3. Requests for Admission
Requests for admission are sent pursuant to Rule 36. Like interrogatories, requests for admission are written down and must be answered by the other side in writing. The difference is that requests for admission usually demand that the debt collector admit specific issues in the case. Whereas interrogatories seek unknown information, requests for admission seek to limit the scope of the case. These are usually sent after written discovery is complete.
For example, a request to admission that our office sends might demand that a debt collector admit that, aside from the documents already produced, there is no other evidence in their possession or control related to the case. Or, a request for admission might ask the collector to admit that one of the so-called “assignments” of your account does not actually reference your name or account number (a common issue).

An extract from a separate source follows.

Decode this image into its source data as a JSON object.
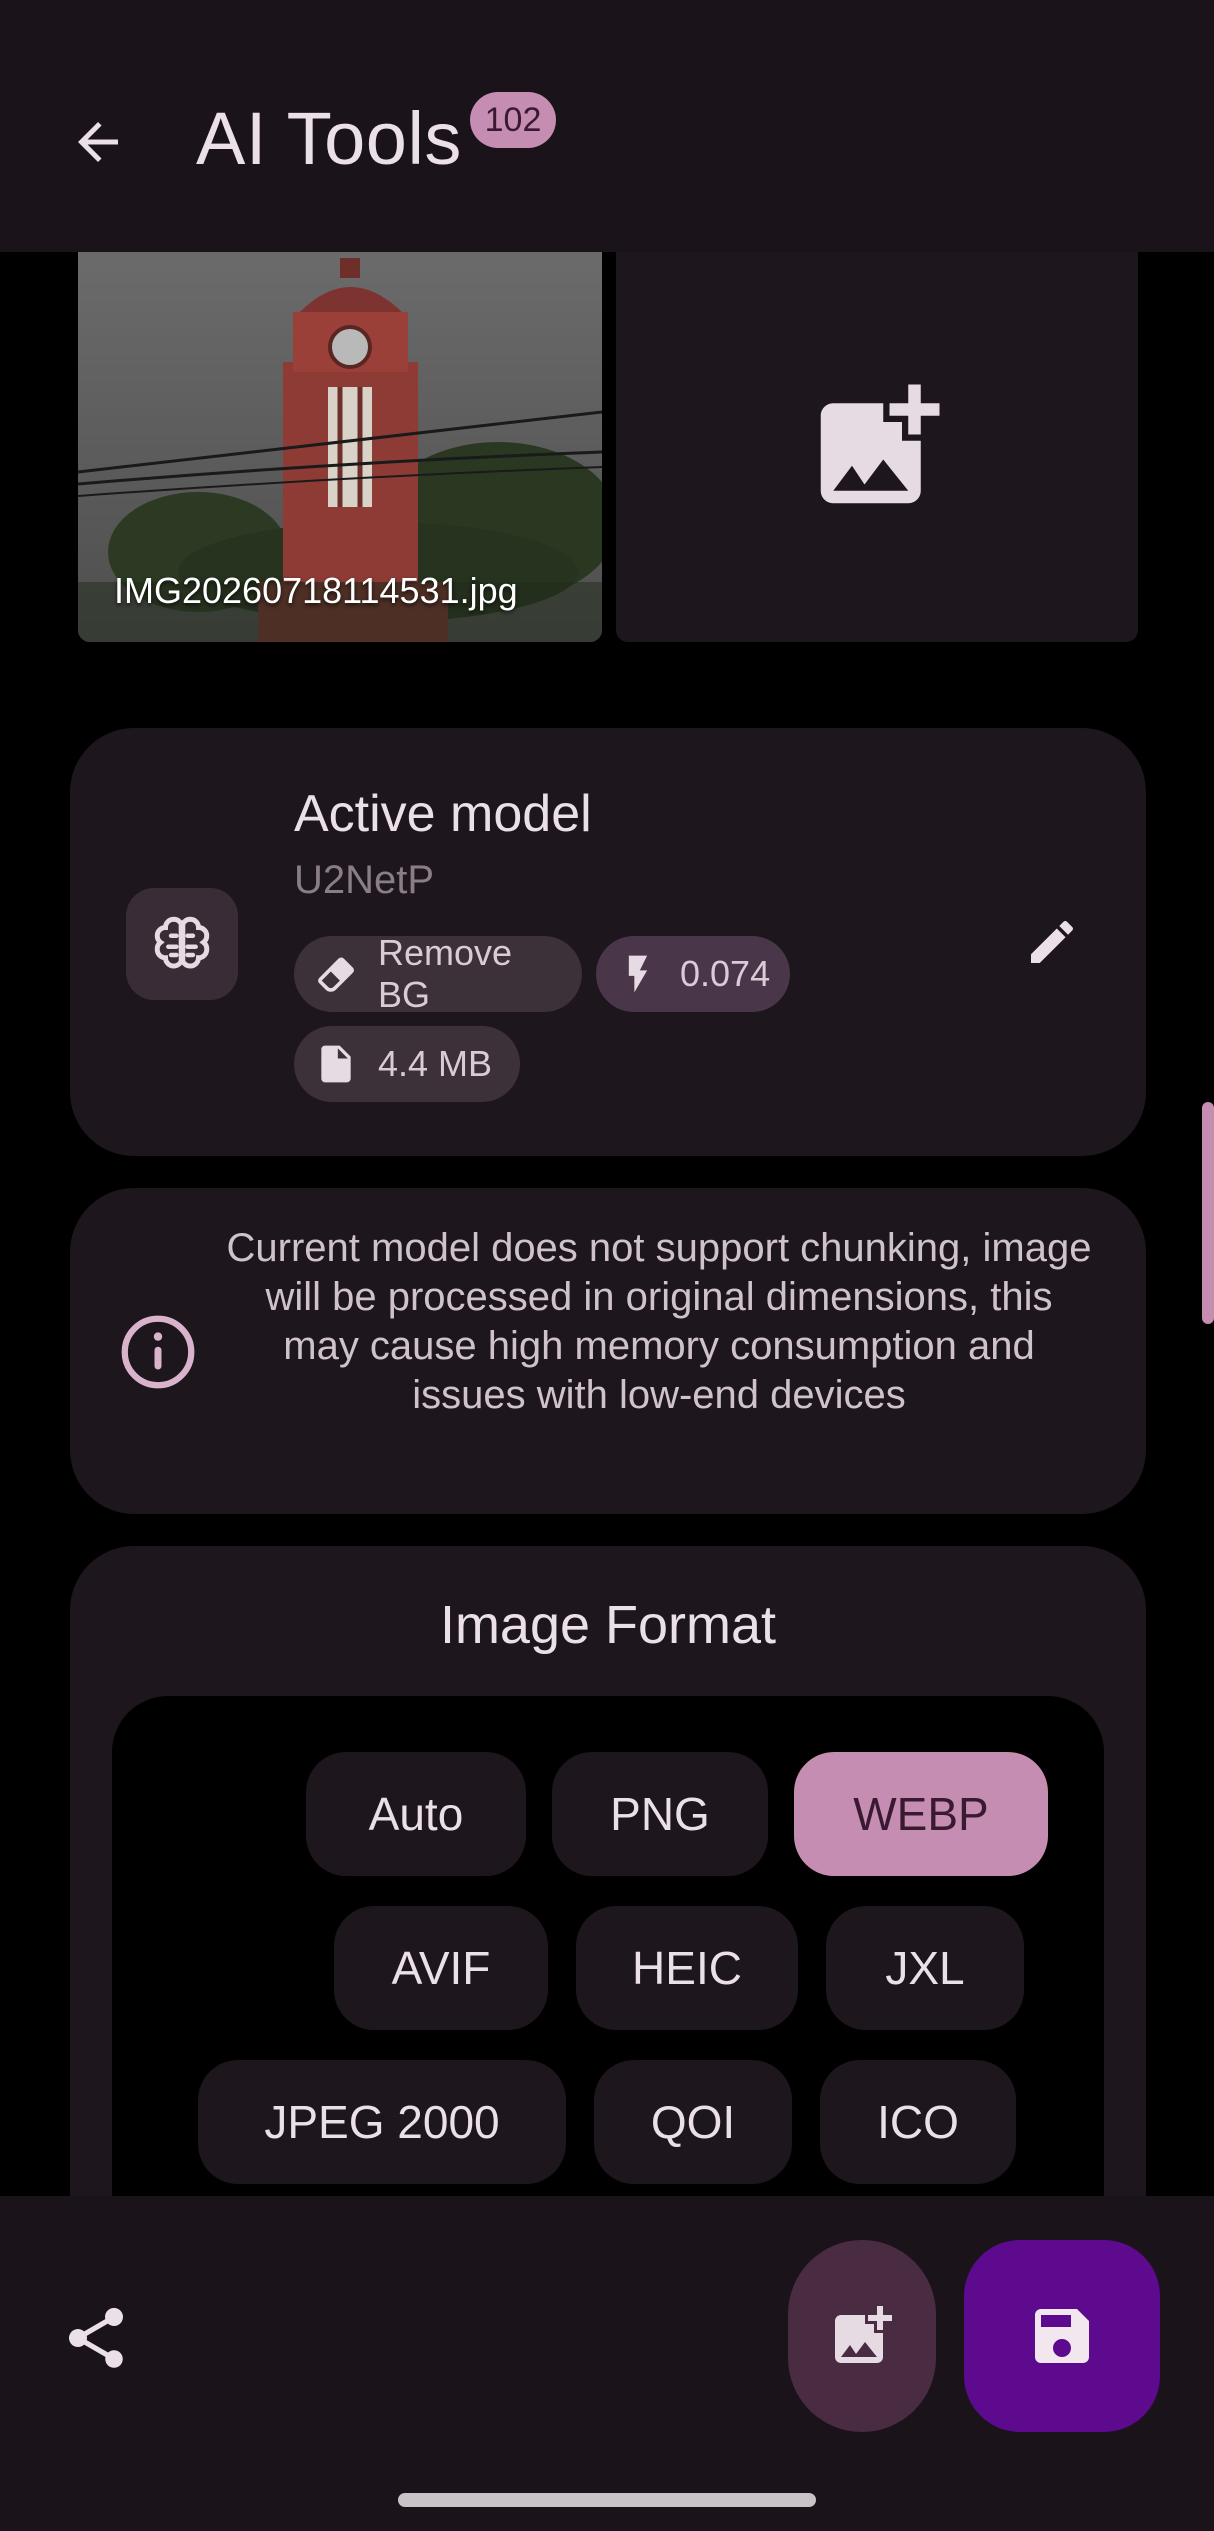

Depositions in debt-collection lawsuits are conducted pursuant to Rule 30. A deposition is usually conducted in the conference room of one of the attorneys. A court reporter will be present to transcribe the entire proceeding. The attorney will ask direct questions to a representative of the other side. The deponent’s attorney is not permitted to answer for their client and can only object to certain types of questions.
In a debt collection case, our office deposes a representative of the debt collector about the issues in your case. The debt collector’s attorney can also depose you and ask you questions under oath. Transcripts of the depositions may then be used at trial.
5. Subpoenas to Third Parties
The final type of discovery in a debt collection case is subpoenas to third parties. The court rules permit requests for documents and depositions of people or companies that are not a party to the case.
For instance, in a debt collection suit, a company like Unifund, Midland Funding, Portfolio Recovery Associates, or LVNV might be the plaintiff suing you. The original creditor for the account, however, was a credit card company — someone like Capital One or Barclays Bank. Even if the original creditor was not named in the lawsuit, you can still send document requests to them or even depose one of their employees.
Even though all these types of discovery are available in a debt collection lawsuit, and even though it seems like there may be vital information that will be uncovered, discovery in the most debt collection lawsuits is often anti-climactic.
Most of the time, the debt collectors simply do not have much information. Most of the time, the documents that they produce are of limited utility. It may come as a surprise, then, that that is not necessarily a bad thing.
Why isn’t a bad thing that debt collectors frequently produce very little information? It all comes back to the North Carolina Rules of Evidence, specifically, Rule 104. The debt collector must prove by a preponderance of the evidence but that the account was yours and that the collector holds a valid assignment of the account. If the debt collector does not produce enough information to show that it does hold an assignment of your account, the collector will probably lose at trial.
This is the key to many debt-collection suits — because most debt collection law firms file numerous lawsuits at a time, it is often not worth it to them to have to spend too much time fighting about it. After all, debt collectors win about 99% of their cases. It is only the few consumers who stand up for their rights who have a chance against debt collectors in debt buyers.
DYE CULIK PC | Consumer Protection Division is a consumer-protection law firm in Charlotte, North Carolina and Boston, Massachusetts. Our attorneys represent consumers and small business against debt collectors, creditors, credit reporting agencies, banks, and mortgage companies.
SERIES ON DEBT COLLECTION LAWSUIT STEPS